My most common client is in a relationship with an emotionally unavailable partner. They don’t know what to do and they don’t understand why their partner treats them the way they do.
Their partner says they are committed to the relationship, but their behavior tells a different story.
We wonder if we are a priority in their life. Every time we commit and get closer, it feels like they put us down or tell us we are needy. It’s confusing and hurtful. If you feel like this in your relationship, you are most likely dating an emotionally unavailable partner whose life experiences have taught them to avoid intimacy. Closeness and being connected to another person caused more pain and neglect than the fleeting moments of love they received.
The science of love labels this person an avoidant. But in their minds, they are a non-needy, independent individual. If you find yourself in a relationship with this person, you’re most likely a person who desires closeness and is willing to make compromises in your relationship to make it work. This is not healthy. It will only lead you to a relationship that feels very one-sided. You investing in the relationship but they are not. Any person who desires closeness is going to run into three major obstacles to finding a soulmate.
1) Emotionally Unavailable People Dominate Modern Dating
Our modern world of dating is full of emotionally unavailable partners. The sort of people who are fiercely independent and don’t like closeness often end their relationships first. A recent study on attachment showed that avoidants who entered a new marriage, post-divorce, were more likely to divorce again. Since this type of person suppresses the emotions of love, they get over partners almost instantly. Therefore, avoidants are in the dating pool more often, and for longer periods of time. Secure partners don’t go through countless partners before they happily settle down.
Once things “click,” they commit to a long-term relationship. This is why secure partners are the hardest to find. They take a long time to rejoin the dating pool, if they do at all. Studies also show that avoidants struggle to date other avoidants because they lack the emotional glue to stay together. Ironically, one study didn’t even find a single pair that was avoidant-avoidant. This is why avoidants are more likely to date people with different attachment styles.

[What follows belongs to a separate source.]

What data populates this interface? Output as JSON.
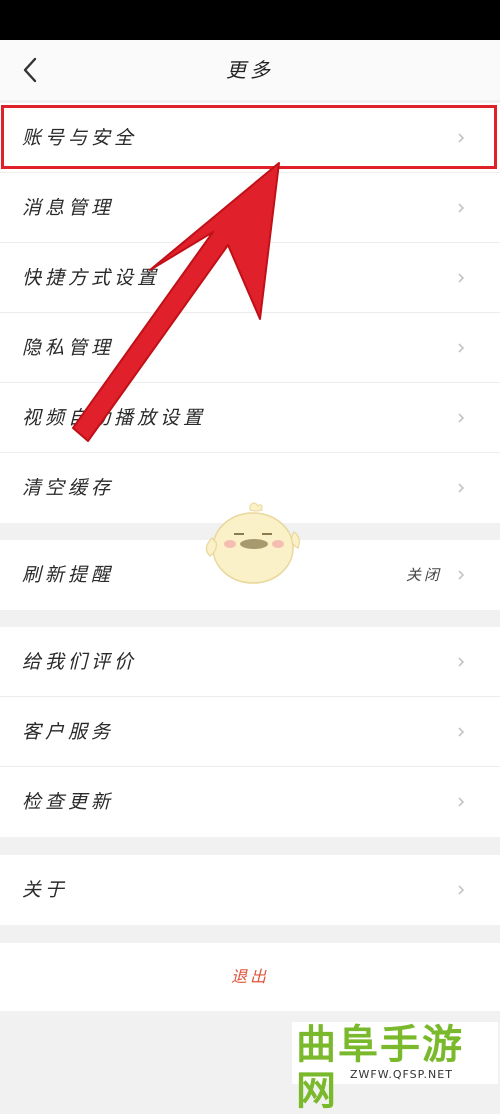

Someone’s got to make the effort. Putting the jigsaw puzzle together, you can see that the probability that meeting an avoidant in the dating market is high. Much higher than their actual size in the population: 25%. Avoidants are recycled back into the dating pool more often, but they don’t date each other because they both want space. Nor do they date secure people, because secure people are less available. So who are they attracting? That’s right: potential partners with an anxious attachment type. Partners who crave extreme closeness.
Understanding your attachment type is your key to finding a lasting and fulfilling relationship. You’re only as troubled as the relationship you’re in. If you keep finding yourself dating unavailable partners, the common denominator in all of your relationships is you.
2) You Find An Emotionally Unavailable Partner Attractive
The science of attachment attraction says if you are anxious, you also believe that your partner doesn’t want as much closeness as you want. We are often unaware that the partners we are obsessed with are the ones that reinforce our deepest insecurities. Studies on the science of adult attachment[2. Paula Pietromonaco (University of Massachusetts) and Katherine Carnelly (University of Southampton – UK) found that avoidant individuals actually prefer anxiously attached people. Another study done by Jeffry Simpson of the University of Minnesota showed that anxious women are more likely to date avoidant men.] show that our beliefs about love attract specific partners. People who fiercely guard their independence are attracted to partners who invade it. People who desire extreme closeness are attracted to people who are scared of intimacy. Sounds healthy right? It’s not.
Meet Steven. Steven had a toxic relationship with an aspiring actress named Leah. Leah’s subtle indicators of unavailability made Steven feel insecure. This is typical when someone who desires closeness dates someone who craves independence. Very early in the relationship, the “independent” partner starts sending mixed signals. Leah called, but she took her time doing it. Leah was interested in Steven, but she needed to make sure he knew she was still playing the field. This behavior leaves us guessing.